» Instructions to follow:
State the number of lines in the material below that have "Undo" in them, without any other text.

» Stored data:
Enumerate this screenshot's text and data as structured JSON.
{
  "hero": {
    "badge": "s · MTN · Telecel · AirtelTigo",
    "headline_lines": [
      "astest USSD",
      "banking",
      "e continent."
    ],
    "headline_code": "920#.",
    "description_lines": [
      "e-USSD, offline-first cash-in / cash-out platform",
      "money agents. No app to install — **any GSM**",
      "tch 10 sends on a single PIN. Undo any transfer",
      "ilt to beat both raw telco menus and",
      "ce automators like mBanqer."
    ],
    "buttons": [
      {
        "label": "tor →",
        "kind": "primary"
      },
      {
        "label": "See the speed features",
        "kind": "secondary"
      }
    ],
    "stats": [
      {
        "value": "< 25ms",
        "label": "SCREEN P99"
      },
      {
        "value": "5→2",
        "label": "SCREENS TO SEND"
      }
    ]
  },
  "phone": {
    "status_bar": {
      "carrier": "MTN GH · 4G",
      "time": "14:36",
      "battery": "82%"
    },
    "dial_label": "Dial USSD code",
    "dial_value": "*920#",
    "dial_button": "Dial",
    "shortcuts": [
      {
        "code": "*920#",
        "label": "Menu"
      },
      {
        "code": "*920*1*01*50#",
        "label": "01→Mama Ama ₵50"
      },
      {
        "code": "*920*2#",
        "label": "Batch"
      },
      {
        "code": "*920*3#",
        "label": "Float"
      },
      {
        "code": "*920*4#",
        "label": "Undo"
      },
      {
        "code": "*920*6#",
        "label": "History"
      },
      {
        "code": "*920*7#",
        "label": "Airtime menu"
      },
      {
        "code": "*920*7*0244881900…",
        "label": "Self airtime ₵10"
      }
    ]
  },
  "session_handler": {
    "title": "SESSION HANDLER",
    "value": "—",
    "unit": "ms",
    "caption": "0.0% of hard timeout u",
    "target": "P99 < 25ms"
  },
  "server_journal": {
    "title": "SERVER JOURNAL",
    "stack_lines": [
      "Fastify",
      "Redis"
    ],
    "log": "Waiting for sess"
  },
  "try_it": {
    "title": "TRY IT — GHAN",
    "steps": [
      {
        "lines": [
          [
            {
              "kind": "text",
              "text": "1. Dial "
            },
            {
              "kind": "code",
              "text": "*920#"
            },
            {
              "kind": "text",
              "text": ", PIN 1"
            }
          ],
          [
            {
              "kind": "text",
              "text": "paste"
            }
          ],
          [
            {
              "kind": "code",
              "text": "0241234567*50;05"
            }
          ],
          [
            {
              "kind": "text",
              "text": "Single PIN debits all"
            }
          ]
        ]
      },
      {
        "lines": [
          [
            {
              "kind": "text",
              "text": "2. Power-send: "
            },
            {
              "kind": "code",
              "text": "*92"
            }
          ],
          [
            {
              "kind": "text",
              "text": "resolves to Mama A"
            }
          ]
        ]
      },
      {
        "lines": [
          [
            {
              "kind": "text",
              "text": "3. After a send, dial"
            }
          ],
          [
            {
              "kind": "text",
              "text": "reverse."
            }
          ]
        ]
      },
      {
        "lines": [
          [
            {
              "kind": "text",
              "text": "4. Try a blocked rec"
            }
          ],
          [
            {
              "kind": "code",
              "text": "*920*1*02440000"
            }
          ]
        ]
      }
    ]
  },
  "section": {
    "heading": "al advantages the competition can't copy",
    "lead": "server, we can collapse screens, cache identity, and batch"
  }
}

» Reply to the exercise:
2